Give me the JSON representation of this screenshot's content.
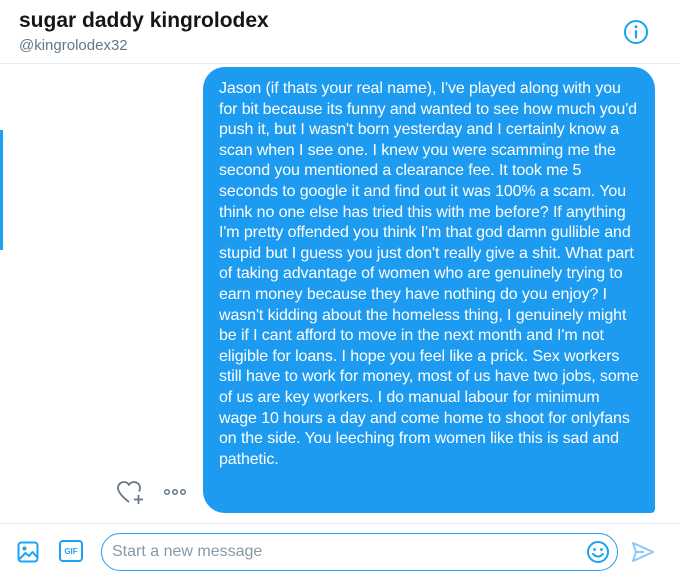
{
  "header": {
    "title": "sugar daddy kingrolodex",
    "handle": "@kingrolodex32",
    "info_icon": "info-icon"
  },
  "message": {
    "text": "Jason (if thats your real name), I've played along with you for bit because its funny and wanted to see how much you'd push it, but I wasn't born yesterday and I certainly know a scan when I see one. I knew you were scamming me the second you mentioned a clearance fee. It took me 5 seconds to google it and find out it was 100% a scam. You think no one else has tried this with me before? If anything I'm pretty offended you think I'm that god damn gullible and stupid but I guess you just don't really give a shit. What part of taking advantage of women who are genuinely trying to earn money because they have nothing do you enjoy? I wasn't kidding about the homeless thing, I genuinely might be if I cant afford to move in the next month and I'm not eligible for loans. I hope you feel like a prick. Sex workers still have to work for money, most of us have two jobs, some of us are key workers. I do manual labour for minimum wage 10 hours a day and come home to shoot for onlyfans on the side. You leeching from women like this is sad and pathetic.",
    "react_icon": "heart-plus-icon",
    "more_icon": "more-options-icon"
  },
  "composer": {
    "placeholder": "Start a new message",
    "value": "",
    "gif_label": "GIF",
    "media_icon": "image-icon",
    "emoji_icon": "emoji-icon",
    "send_icon": "send-icon"
  },
  "colors": {
    "accent": "#1da1f2",
    "bubble": "#1d9bf0",
    "muted": "#657786"
  }
}
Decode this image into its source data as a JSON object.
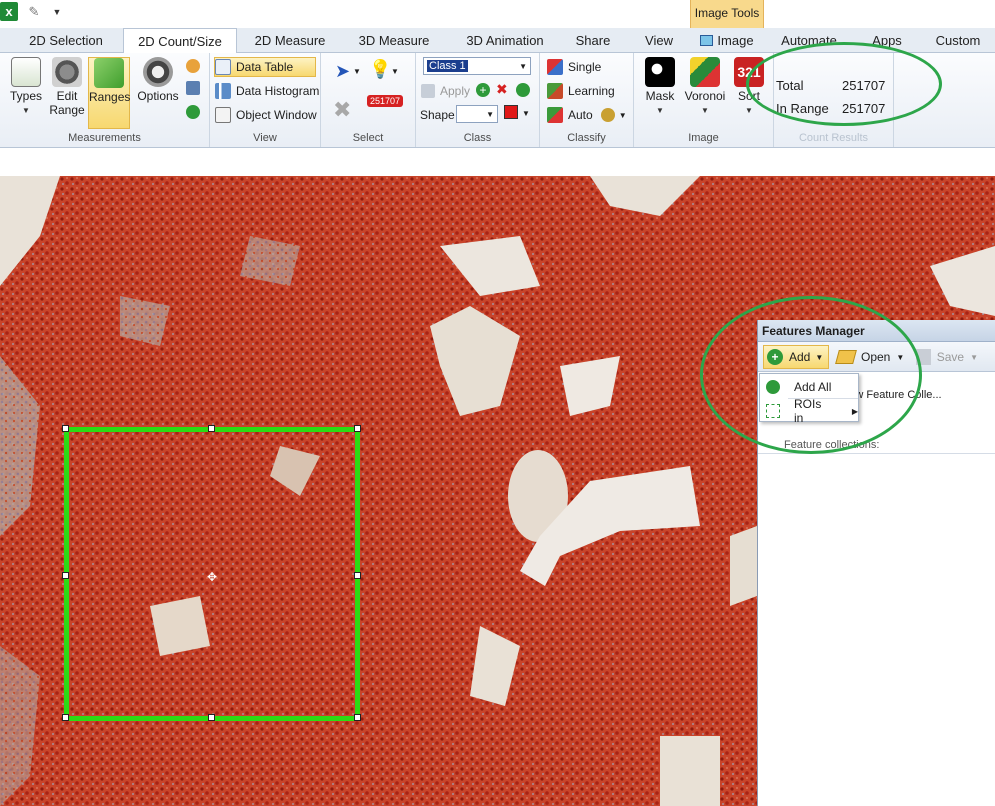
{
  "qat": {
    "app_icon": "excel-icon",
    "undo_icon": "pin-icon",
    "customize_icon": "qat-dropdown-icon"
  },
  "context_tab": {
    "label": "Image Tools"
  },
  "tabs": [
    "2D Selection",
    "2D Count/Size",
    "2D Measure",
    "3D Measure",
    "3D Animation",
    "Share",
    "View",
    "Image",
    "Automate",
    "Apps",
    "Custom"
  ],
  "active_tab": "2D Count/Size",
  "ribbon": {
    "measurements": {
      "label": "Measurements",
      "types": "Types",
      "edit_range": "Edit\nRange",
      "ranges": "Ranges",
      "options": "Options"
    },
    "view": {
      "label": "View",
      "data_table": "Data Table",
      "data_histogram": "Data Histogram",
      "object_window": "Object Window"
    },
    "select": {
      "label": "Select",
      "badge": "251707"
    },
    "class": {
      "label": "Class",
      "class_value": "Class 1",
      "apply": "Apply",
      "shape": "Shape"
    },
    "classify": {
      "label": "Classify",
      "single": "Single",
      "learning": "Learning",
      "auto": "Auto"
    },
    "image": {
      "label": "Image",
      "mask": "Mask",
      "voronoi": "Voronoi",
      "sort": "Sort",
      "sort_glyph": "321"
    },
    "count_results": {
      "label": "Count Results",
      "total_label": "Total",
      "total_value": "251707",
      "in_range_label": "In Range",
      "in_range_value": "251707"
    }
  },
  "features_manager": {
    "title": "Features Manager",
    "add": "Add",
    "open": "Open",
    "save": "Save",
    "description": "...o create a new Feature Colle...\n...d tool.",
    "collections_label": "Feature collections:",
    "menu": {
      "add_all": "Add All",
      "rois_in": "ROIs in"
    }
  },
  "colors": {
    "roi": "#2bdc13",
    "annotation_oval": "#2da64a",
    "context_tab": "#f8d98c"
  }
}
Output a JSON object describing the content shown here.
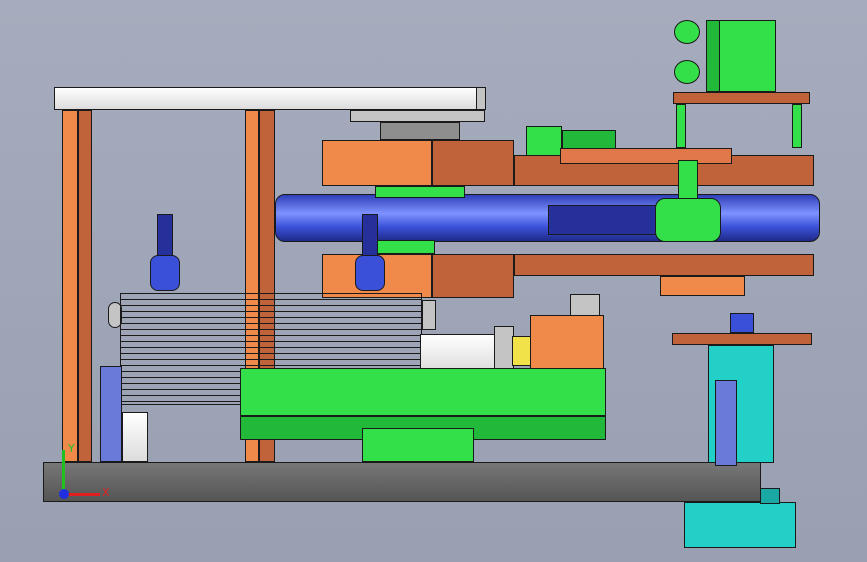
{
  "viewport": {
    "title": "",
    "colors": {
      "background": "#a2a8ba",
      "frame": "#f08a4b",
      "frame_dark": "#c0623a",
      "cylinder": "#ffffff",
      "base_plate": "#33e04a",
      "belt": "#3a50d8",
      "cylinder_block": "#22d0c8",
      "ground_plate": "#5e5e5e"
    }
  },
  "triad": {
    "x_label": "X",
    "y_label": "Y",
    "x_color": "#e02020",
    "y_color": "#20c020",
    "z_color": "#2030e0"
  }
}
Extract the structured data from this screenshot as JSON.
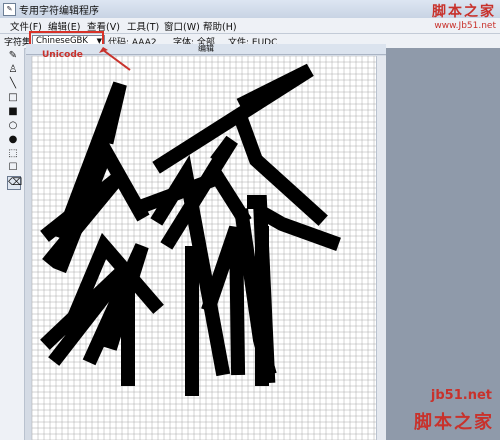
{
  "window": {
    "title": "专用字符编辑程序"
  },
  "menu": [
    {
      "label": "文件(F)"
    },
    {
      "label": "编辑(E)"
    },
    {
      "label": "查看(V)"
    },
    {
      "label": "工具(T)"
    },
    {
      "label": "窗口(W)"
    },
    {
      "label": "帮助(H)"
    }
  ],
  "toolbar": {
    "charset_label": "字符集:",
    "charset_value": "ChineseGBK",
    "code_label": "代码: AAA2",
    "font_label": "字体: 全部",
    "file_label": "文件: EUDC"
  },
  "canvas": {
    "title": "编辑",
    "annotation": "Unicode"
  },
  "tools": [
    {
      "icon": "pencil-icon"
    },
    {
      "icon": "brush-icon"
    },
    {
      "icon": "line-icon"
    },
    {
      "icon": "hollow-rect-icon"
    },
    {
      "icon": "filled-rect-icon"
    },
    {
      "icon": "hollow-ellipse-icon"
    },
    {
      "icon": "filled-ellipse-icon"
    },
    {
      "icon": "rect-select-icon"
    },
    {
      "icon": "freeform-select-icon"
    },
    {
      "icon": "eraser-icon"
    }
  ],
  "watermark": {
    "top_cn": "脚本之家",
    "top_url": "www.Jb51.net",
    "bottom_url": "jb51.net",
    "bottom_cn": "脚本之家"
  },
  "colors": {
    "accent": "#c8322c",
    "glyph": "#000000",
    "grid": "#a8a8a8"
  }
}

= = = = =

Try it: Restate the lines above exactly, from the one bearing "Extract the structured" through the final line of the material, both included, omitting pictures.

Result:
Extract the structured data from this screenshot as JSON.
{
  "window": {
    "title": "专用字符编辑程序"
  },
  "menu": [
    {
      "label": "文件(F)"
    },
    {
      "label": "编辑(E)"
    },
    {
      "label": "查看(V)"
    },
    {
      "label": "工具(T)"
    },
    {
      "label": "窗口(W)"
    },
    {
      "label": "帮助(H)"
    }
  ],
  "toolbar": {
    "charset_label": "字符集:",
    "charset_value": "ChineseGBK",
    "code_label": "代码: AAA2",
    "font_label": "字体: 全部",
    "file_label": "文件: EUDC"
  },
  "canvas": {
    "title": "编辑",
    "annotation": "Unicode"
  },
  "tools": [
    {
      "icon": "pencil-icon"
    },
    {
      "icon": "brush-icon"
    },
    {
      "icon": "line-icon"
    },
    {
      "icon": "hollow-rect-icon"
    },
    {
      "icon": "filled-rect-icon"
    },
    {
      "icon": "hollow-ellipse-icon"
    },
    {
      "icon": "filled-ellipse-icon"
    },
    {
      "icon": "rect-select-icon"
    },
    {
      "icon": "freeform-select-icon"
    },
    {
      "icon": "eraser-icon"
    }
  ],
  "watermark": {
    "top_cn": "脚本之家",
    "top_url": "www.Jb51.net",
    "bottom_url": "jb51.net",
    "bottom_cn": "脚本之家"
  },
  "colors": {
    "accent": "#c8322c",
    "glyph": "#000000",
    "grid": "#a8a8a8"
  }
}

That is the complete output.